The music is real. It comes from a real place. It’s written or recorded in a manner that produces real sound on instruments created mostly from materials that came from the earth.
So why do we continually chase this illusive thing that is supposed to anchor in a safe harbor before you are able to sail into the sunset of a profitable career?
The answer is simple. We chase the illusion because lots of people profess it is true.
In theory, if you have a collection of music that’s been recorded, registered with a PRO, packaged, and ready for release you should be able to make all kinds of positive things happen through contacts you’ve made on social media and various internet platforms. There are tons of marketing experts who provide all kinds of advice on the topic daily. Still, I’ve yet to see these strategies work toward the satisfaction of the majority.
The reason for this is simple, too. No one has truly figured it out. This is not a One Size Fits All business. It’s art. And art is not objective. It’s not stagnate like measuring out and putting value on a gallon of milk. Therefore, all the theories in the world cannot leverage music marketing on the internet into a viable business model.
In the 20th century when music was a massively profitable business everything was done in real time and it worked for the majority who followed the business model. Many things have changed since then, but at the time the only option toward success meant having real connections with real people working in a three dimensional world producing results without the delusion of making something else happen in the fourth dimension we call cyberspace.
Things took time. They didn’t move at the speed of sound. Time and the speed of sound are guiding forces that make the world go round even though they, too, are illusions. They’re standardized to the point we rely on the basis of these tested theories as easily as we breathe. Digital marketing has not been tested and standardized, and likely never will be for something as subjective as music.
It is extremely frustrating for realists attempting to get something done in a theoretical world producing delusional results.
My advice is this.
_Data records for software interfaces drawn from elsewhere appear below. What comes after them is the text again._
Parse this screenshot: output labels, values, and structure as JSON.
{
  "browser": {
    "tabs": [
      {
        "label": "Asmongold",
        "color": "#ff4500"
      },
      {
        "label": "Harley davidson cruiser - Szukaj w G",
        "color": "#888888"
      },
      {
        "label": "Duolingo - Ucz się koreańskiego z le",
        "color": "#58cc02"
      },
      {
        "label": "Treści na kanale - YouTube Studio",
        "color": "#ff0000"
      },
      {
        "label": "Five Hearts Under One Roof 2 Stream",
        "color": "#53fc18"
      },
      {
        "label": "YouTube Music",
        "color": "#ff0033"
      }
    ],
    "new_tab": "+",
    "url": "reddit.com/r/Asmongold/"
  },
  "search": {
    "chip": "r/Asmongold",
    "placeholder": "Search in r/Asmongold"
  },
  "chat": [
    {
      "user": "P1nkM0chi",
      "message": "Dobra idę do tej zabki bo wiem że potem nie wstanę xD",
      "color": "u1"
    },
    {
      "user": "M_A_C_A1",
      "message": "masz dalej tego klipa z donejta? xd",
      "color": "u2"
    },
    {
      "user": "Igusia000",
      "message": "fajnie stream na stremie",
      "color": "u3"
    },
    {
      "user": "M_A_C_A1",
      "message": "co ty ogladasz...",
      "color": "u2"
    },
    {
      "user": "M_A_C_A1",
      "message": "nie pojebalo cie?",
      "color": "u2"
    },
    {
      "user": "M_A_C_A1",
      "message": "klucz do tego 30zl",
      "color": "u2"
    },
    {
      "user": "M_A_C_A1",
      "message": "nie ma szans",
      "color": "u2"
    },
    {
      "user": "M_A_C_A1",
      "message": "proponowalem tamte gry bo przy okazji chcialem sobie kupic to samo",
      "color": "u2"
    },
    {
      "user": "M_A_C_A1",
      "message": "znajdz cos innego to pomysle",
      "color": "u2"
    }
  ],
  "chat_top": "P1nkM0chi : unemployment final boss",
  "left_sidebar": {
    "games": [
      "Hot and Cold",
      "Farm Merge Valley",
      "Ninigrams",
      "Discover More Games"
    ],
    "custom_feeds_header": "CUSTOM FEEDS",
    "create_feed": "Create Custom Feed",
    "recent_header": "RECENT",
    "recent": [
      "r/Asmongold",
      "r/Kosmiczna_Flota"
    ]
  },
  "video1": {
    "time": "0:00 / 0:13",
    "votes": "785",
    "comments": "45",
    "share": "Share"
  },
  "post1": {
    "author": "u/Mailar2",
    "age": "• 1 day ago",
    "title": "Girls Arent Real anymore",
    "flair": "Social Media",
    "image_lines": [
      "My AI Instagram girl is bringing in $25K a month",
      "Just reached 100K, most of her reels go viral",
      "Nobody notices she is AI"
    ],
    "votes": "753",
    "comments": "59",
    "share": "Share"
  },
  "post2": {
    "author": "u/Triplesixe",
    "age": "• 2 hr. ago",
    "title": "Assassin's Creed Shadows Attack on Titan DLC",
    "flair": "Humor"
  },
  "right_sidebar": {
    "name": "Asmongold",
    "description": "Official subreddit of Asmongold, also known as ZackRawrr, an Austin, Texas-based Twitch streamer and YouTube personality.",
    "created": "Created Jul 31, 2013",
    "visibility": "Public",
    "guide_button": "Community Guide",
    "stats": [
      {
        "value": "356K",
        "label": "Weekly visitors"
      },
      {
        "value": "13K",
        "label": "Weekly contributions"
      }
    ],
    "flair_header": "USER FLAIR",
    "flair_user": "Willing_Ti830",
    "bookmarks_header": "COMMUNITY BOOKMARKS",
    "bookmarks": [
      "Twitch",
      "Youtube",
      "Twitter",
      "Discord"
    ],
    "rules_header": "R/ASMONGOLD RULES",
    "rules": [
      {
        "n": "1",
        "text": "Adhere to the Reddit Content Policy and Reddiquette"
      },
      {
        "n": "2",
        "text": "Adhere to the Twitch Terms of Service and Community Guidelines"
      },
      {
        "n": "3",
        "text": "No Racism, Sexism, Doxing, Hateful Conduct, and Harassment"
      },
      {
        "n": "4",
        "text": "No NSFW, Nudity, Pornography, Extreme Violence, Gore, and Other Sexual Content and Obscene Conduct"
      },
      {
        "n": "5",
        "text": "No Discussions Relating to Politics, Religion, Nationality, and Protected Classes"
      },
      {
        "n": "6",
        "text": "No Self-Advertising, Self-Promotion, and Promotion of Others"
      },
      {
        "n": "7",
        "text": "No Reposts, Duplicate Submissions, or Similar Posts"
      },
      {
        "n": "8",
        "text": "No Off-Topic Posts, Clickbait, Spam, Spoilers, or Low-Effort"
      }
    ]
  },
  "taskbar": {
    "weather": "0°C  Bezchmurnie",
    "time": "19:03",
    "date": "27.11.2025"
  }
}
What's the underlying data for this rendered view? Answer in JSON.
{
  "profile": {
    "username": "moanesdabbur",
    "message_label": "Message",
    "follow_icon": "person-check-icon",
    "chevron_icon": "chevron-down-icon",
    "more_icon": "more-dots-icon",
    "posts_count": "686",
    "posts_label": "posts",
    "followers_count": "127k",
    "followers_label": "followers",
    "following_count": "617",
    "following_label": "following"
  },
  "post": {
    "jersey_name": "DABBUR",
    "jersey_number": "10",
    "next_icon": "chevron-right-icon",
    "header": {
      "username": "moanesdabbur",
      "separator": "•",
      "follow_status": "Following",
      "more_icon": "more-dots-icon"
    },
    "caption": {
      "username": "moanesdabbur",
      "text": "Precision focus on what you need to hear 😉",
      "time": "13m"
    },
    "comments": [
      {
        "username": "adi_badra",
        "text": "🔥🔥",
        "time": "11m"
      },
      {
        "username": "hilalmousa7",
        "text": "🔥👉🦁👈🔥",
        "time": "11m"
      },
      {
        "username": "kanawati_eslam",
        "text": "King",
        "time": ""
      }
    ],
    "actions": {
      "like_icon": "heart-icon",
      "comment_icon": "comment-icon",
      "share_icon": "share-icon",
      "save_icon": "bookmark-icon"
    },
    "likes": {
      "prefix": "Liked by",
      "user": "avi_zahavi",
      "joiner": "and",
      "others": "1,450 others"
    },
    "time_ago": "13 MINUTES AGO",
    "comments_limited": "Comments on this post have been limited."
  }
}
Do your work in a three-dimensional world in real time with real people and forget about the theories. It worked very well for hundreds of years and it will continue to work for those who pursue it.